"It's like the social security number for that cow. We can tell the animals apart by using it," Schaner said. "Based on the animal's test history in USAHerds, we can tell if it's eligible to move."
Schaner travels to livestock auctions across the state to "make sure our RFID scanning equipment is working properly. When we have cattle moving on permits, I will scan the cattle to make sure the correct ones were transported, process the permits to move them from the farm inventory to the market inventory, and find out who bought these animals to permit them to the new farm."
"We do this for animal traceability and to protect the food we eat. … TB is a slow-moving disease, so, if a farm comes up TB positive in the future, we go back five years and trace down every animal that left that farm," he said. "The RFIDs allow us to track them quickly and efficiently. In a disease investigation, time is important."
There are also scanning panels in most of livestock markets and in slaughterhouses in Michigan and surrounding states. When a cow is scanned at a slaughter facility, the location of the animal is automatically changed to the slaughter facility inventory in the USAHerds system.
"If a cow is dead, then it's not exposing any other animals to disease, and we can spend our time focusing on finding the animals that are still alive and the highest risk," said Schaner.
There are about 25 MDARD field staff who cover various types of inspections for the entire state of Michigan. Schaner calls his state vehicle his "mobile office" because, most days, that's where he works.Inside of the truck, he has everything he needs – including a battery-operated printer.

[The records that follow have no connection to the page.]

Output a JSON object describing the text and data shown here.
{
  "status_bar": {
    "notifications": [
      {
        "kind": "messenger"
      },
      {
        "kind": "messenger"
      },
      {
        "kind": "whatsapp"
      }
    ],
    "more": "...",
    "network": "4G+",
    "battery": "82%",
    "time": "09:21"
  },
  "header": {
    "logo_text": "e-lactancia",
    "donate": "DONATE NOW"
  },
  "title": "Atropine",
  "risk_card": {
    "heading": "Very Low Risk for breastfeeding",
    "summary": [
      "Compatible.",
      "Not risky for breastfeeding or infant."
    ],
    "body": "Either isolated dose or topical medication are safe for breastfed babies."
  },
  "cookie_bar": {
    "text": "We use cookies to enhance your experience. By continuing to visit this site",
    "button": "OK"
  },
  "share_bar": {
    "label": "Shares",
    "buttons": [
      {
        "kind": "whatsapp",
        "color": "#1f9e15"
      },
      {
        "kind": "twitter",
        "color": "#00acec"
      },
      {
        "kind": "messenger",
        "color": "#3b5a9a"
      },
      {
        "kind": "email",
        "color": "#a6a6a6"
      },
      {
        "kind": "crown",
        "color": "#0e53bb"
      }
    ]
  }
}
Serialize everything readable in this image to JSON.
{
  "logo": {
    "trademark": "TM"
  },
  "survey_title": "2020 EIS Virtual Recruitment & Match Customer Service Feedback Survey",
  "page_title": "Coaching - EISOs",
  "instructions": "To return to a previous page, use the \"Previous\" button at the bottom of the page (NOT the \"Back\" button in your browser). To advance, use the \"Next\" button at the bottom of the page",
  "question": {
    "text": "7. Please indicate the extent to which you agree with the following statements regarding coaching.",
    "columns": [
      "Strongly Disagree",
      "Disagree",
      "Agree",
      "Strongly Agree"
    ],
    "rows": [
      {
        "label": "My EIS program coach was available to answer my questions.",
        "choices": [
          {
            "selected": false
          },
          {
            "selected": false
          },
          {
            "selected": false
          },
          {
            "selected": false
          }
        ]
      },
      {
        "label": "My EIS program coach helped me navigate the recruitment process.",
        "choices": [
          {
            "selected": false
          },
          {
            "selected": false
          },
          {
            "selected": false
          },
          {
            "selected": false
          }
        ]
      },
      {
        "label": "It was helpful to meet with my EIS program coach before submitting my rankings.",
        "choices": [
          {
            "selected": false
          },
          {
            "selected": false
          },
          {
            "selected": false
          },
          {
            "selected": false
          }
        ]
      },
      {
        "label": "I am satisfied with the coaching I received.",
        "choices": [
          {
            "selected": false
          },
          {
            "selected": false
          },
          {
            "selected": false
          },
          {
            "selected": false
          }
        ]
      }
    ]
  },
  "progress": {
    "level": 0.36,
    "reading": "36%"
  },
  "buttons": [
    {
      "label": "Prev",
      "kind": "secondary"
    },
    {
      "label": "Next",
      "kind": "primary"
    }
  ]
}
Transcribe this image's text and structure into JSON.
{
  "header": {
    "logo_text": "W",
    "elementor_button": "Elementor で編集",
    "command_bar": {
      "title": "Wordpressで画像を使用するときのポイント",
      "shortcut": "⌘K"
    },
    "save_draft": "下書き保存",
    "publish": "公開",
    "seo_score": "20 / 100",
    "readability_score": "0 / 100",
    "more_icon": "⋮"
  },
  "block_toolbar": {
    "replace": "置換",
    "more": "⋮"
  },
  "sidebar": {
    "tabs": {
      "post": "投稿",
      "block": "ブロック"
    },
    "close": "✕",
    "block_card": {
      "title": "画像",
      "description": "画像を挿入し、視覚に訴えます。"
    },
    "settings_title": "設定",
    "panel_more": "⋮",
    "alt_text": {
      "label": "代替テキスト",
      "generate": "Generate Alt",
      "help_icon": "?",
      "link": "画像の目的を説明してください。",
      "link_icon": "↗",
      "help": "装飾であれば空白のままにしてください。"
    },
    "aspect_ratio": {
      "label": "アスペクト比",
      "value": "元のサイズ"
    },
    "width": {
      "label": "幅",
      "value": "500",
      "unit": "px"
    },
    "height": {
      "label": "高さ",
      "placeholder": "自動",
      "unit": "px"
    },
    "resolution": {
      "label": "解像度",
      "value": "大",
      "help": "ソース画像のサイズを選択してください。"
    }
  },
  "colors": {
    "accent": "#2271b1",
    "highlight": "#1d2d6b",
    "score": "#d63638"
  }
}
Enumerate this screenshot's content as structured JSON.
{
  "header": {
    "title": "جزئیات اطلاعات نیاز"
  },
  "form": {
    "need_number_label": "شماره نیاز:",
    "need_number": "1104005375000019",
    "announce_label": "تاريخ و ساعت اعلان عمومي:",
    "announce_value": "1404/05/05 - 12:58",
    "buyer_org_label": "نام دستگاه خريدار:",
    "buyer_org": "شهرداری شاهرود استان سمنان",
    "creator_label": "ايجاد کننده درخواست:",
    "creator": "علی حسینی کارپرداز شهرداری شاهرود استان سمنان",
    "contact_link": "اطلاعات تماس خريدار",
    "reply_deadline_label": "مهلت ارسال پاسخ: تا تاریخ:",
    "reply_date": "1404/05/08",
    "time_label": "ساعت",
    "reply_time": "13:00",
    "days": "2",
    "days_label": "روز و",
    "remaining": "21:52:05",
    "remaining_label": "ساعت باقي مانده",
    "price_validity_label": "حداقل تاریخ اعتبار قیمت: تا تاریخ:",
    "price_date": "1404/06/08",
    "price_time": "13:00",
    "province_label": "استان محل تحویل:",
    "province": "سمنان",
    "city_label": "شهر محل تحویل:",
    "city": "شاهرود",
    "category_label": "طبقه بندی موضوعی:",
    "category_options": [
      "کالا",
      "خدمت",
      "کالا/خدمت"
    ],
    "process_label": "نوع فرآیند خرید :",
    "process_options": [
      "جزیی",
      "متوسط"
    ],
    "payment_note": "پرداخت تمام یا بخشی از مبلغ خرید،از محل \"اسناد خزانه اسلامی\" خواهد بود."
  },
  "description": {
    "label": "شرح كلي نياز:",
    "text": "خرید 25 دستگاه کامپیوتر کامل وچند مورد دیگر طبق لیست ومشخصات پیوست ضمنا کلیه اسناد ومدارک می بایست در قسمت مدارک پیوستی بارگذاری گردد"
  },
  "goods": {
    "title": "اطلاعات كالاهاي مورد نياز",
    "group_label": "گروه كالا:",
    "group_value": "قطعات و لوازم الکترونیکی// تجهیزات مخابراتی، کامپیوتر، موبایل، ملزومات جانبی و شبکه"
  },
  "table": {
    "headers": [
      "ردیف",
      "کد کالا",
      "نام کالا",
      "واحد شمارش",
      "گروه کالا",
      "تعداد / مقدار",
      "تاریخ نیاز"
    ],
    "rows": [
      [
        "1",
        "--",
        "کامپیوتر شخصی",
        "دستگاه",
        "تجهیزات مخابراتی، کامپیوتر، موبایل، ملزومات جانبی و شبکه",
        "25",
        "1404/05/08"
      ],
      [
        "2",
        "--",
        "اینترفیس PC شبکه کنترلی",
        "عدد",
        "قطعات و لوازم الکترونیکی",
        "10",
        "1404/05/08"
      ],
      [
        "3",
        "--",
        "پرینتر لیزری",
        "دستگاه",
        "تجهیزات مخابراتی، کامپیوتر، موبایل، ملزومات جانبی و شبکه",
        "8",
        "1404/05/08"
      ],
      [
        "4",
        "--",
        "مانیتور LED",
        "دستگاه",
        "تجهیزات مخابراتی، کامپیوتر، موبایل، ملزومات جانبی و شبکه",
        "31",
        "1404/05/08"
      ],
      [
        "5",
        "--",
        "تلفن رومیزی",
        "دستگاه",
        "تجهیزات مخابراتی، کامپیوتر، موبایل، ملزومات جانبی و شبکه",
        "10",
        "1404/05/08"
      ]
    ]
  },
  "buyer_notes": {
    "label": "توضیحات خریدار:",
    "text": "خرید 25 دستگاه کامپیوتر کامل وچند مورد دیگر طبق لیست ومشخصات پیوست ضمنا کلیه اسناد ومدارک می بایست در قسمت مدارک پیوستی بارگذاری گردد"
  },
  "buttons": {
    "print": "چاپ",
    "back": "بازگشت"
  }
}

"I've driven up to Antrim and Emmet counties in the middle of winter. Those were 16 or 17-hour days. I would pack in visits all day to make sure the Wildlife Risk Mitigation plans farmers had in place to keep their cattle protected from wildlife exposure to TB were working," he said. "If their verified plan was working, then we don't have to TB test the cattle as often, allowing us to spend our time focusing in other areas."
TB has been one of the main focuses of Schaner's job at MDARD since 2000, when he was first hired after graduating from Michigan State University with his bachelor's degree in Environmental Biology.
Schaner grew up on a farm in Oceana County, so supporting and protecting locally grown produce and locally raised meat has always been important to him.
"I will spend more money at the grocery store buying Michigan-made products because I know where it came from," he said. "I take pride in helping the agriculture industry here."